The aim of the new bill is to support the government’s ambition to deliver one million new homes, while protecting valued areas (such as Green Belt); ensure the homes and infrastructure the country requires are forthcoming; and radically alter the way that major infrastructure projects are planned for and delivered. 

As part of these changes, it will seek to make the CPO process clearer, fairer and faster for both developers and land owners alike.

The changes will include reforming the context within which compensation is negotiated. This is often a significant part of any CPO and often creates a number of complexities when attempting to close a deal.  

The move comes after the government announced plans to consolidate and clarify over 100 years of conflicting statute and case law.
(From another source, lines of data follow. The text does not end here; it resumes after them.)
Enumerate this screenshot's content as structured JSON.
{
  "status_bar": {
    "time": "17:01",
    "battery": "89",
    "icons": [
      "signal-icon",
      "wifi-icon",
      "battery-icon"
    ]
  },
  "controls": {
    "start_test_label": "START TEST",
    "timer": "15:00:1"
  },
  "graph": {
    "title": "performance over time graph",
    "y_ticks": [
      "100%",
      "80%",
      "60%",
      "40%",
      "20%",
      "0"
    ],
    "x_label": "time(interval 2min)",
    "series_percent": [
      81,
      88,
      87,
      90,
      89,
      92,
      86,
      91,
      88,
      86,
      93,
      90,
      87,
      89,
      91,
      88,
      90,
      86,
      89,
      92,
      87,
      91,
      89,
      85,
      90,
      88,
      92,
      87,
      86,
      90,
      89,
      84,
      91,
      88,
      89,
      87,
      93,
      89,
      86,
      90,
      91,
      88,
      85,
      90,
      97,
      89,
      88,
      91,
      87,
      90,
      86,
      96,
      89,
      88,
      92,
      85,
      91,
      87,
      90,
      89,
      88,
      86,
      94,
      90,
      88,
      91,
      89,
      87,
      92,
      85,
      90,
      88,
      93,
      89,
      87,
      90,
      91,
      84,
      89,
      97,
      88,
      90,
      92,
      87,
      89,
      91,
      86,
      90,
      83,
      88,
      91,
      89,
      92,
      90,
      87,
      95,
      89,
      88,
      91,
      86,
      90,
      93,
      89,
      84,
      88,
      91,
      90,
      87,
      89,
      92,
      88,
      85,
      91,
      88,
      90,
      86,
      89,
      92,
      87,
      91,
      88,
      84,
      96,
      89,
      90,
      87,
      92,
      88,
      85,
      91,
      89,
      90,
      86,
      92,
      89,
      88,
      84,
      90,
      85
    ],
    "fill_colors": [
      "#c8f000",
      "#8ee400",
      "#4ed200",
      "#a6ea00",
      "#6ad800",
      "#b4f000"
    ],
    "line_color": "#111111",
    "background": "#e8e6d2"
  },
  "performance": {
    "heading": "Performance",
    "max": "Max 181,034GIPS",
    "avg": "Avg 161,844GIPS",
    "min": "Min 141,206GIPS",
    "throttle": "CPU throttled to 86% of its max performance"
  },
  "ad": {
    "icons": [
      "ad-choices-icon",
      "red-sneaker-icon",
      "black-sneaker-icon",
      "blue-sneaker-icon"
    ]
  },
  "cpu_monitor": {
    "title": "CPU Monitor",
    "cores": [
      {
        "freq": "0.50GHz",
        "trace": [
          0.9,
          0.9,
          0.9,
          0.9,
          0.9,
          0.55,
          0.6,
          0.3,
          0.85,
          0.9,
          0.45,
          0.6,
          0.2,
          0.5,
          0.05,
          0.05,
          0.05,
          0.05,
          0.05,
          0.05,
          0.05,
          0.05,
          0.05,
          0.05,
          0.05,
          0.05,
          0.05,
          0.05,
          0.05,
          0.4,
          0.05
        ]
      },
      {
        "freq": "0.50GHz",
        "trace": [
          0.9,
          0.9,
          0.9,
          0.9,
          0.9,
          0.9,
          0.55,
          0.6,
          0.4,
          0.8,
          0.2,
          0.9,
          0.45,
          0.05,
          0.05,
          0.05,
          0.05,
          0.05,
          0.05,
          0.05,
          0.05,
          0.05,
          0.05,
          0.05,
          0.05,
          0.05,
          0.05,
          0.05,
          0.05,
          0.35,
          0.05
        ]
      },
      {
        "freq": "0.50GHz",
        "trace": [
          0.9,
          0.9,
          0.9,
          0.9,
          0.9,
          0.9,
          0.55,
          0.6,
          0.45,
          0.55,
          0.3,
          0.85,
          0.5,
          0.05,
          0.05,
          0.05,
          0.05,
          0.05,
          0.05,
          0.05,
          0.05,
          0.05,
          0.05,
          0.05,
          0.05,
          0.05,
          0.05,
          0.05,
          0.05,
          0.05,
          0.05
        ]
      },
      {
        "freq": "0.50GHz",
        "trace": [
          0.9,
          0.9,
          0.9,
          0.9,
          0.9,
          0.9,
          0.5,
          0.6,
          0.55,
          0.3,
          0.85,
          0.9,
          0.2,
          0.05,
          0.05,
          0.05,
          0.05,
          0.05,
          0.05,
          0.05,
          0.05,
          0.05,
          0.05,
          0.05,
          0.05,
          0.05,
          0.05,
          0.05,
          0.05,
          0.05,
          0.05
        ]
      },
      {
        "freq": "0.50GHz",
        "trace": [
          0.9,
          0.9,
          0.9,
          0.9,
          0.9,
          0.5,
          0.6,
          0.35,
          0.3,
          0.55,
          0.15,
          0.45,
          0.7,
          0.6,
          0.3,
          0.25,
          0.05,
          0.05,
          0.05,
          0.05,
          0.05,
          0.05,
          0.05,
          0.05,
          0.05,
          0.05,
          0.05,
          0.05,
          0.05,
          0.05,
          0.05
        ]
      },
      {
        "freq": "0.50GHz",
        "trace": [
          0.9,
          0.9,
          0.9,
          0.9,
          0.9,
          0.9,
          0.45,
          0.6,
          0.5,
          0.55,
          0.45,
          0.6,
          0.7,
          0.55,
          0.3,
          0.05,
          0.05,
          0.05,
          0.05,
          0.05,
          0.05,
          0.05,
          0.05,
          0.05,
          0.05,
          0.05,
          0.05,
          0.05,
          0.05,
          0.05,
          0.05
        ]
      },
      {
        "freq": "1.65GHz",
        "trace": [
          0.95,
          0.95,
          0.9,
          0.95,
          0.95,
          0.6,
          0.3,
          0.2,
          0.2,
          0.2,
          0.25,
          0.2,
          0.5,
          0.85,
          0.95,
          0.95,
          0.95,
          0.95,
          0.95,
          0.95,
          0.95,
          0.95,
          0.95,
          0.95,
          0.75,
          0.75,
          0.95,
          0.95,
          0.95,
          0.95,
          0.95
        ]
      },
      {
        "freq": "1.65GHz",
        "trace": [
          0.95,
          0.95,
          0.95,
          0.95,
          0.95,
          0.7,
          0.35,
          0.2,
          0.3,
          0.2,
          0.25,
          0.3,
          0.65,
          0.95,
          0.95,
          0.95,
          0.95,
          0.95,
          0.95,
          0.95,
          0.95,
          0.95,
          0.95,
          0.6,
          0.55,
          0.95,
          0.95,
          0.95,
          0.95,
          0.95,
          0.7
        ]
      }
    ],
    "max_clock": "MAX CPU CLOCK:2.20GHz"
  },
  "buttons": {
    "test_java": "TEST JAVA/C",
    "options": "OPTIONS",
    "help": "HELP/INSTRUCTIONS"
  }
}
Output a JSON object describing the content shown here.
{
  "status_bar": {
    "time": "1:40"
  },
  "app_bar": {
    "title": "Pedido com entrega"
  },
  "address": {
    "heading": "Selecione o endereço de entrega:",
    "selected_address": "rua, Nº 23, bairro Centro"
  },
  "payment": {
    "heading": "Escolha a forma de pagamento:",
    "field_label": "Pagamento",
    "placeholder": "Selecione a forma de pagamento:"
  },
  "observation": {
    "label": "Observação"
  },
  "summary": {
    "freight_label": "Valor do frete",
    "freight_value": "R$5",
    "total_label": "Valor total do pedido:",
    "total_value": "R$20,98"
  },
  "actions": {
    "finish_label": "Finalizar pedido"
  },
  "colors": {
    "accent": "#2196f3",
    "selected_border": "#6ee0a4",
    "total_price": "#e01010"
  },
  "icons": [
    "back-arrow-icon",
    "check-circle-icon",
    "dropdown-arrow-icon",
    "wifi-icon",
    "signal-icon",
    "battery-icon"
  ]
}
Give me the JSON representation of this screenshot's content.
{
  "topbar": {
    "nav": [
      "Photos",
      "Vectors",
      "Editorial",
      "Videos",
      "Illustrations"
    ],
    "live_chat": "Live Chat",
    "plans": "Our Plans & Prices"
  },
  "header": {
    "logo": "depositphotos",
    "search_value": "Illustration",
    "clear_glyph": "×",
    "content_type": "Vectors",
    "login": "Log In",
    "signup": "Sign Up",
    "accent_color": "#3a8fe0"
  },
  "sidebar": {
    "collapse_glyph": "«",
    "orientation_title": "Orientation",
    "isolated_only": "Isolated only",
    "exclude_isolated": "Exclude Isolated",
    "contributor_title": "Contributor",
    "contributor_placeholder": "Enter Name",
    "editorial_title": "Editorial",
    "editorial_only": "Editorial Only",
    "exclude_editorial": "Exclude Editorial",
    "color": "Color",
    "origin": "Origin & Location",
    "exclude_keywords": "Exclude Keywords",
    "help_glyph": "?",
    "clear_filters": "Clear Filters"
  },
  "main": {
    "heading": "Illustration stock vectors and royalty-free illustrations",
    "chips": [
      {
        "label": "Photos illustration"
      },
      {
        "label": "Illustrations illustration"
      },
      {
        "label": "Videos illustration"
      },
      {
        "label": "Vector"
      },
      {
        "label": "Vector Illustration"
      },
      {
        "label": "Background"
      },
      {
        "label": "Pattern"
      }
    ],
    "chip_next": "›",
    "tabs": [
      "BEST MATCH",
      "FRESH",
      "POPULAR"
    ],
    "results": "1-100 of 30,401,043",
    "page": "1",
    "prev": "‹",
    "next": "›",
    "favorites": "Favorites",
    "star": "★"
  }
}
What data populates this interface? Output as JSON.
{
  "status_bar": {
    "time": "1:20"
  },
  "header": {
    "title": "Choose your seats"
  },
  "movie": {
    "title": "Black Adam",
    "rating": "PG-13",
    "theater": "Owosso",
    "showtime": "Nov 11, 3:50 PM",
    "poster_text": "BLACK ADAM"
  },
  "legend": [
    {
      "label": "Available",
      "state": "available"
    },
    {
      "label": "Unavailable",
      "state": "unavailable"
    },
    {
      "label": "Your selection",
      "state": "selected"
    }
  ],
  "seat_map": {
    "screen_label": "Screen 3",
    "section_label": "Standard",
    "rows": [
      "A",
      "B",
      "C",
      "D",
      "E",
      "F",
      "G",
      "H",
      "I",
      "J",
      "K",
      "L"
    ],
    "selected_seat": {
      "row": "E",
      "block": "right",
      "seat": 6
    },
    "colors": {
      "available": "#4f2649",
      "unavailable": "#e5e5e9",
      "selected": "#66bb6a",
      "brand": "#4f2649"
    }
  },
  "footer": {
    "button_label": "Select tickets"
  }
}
As part of this process the government will establish a new clear legislative framework to assist compensation negotiation. While further details are yet to emerge the government has made it clear that this new system will be based upon the fundamental principle that compensation should be based on the market value of the land, in the absence of the scheme underlying the compulsory purchase.

The Queen’s Speech also included proposals to effectively privatise the Land Registry, which experts claim will support the delivery of a modern, digitally based land registration service.

However, the Conveyancing Association (CA), the leading trade body for the conveyancing industry, has said it is against the privatisation of the Registry.

Eddie Goldsmith, Chairman of the CA, said: “It was very clear from last month’s Management Committee Meeting that, while the vote was not unanimous, a majority of management committee members opposed any privatisation of the Land Registry. Within our consultation response we have therefore set out the reasons for this opposition and we would urge individual CA member firms to issue their own responses, in order that we reflect both a collective view and also to ensure those with a different opinion have their voices heard.

“We are however not so naive as to think that this will mean privatisation is stopped in its tracks. It’s clear that it is the government’s favoured option and therefore it may go ahead regardless of our views.

“This is why, within our consultation response, we have suggested a number of safeguards that we would like to see in place, as well as recommendations about how a newly-privatised Land Registry should be managed, overseen and ultimately deliver its services.

“We await the results of the consultation and will be taking a full part in any future proposals that The Department for Business, Innovation & Skills issues on this incredibly important matter.”

Link: Queen’s Speech 2016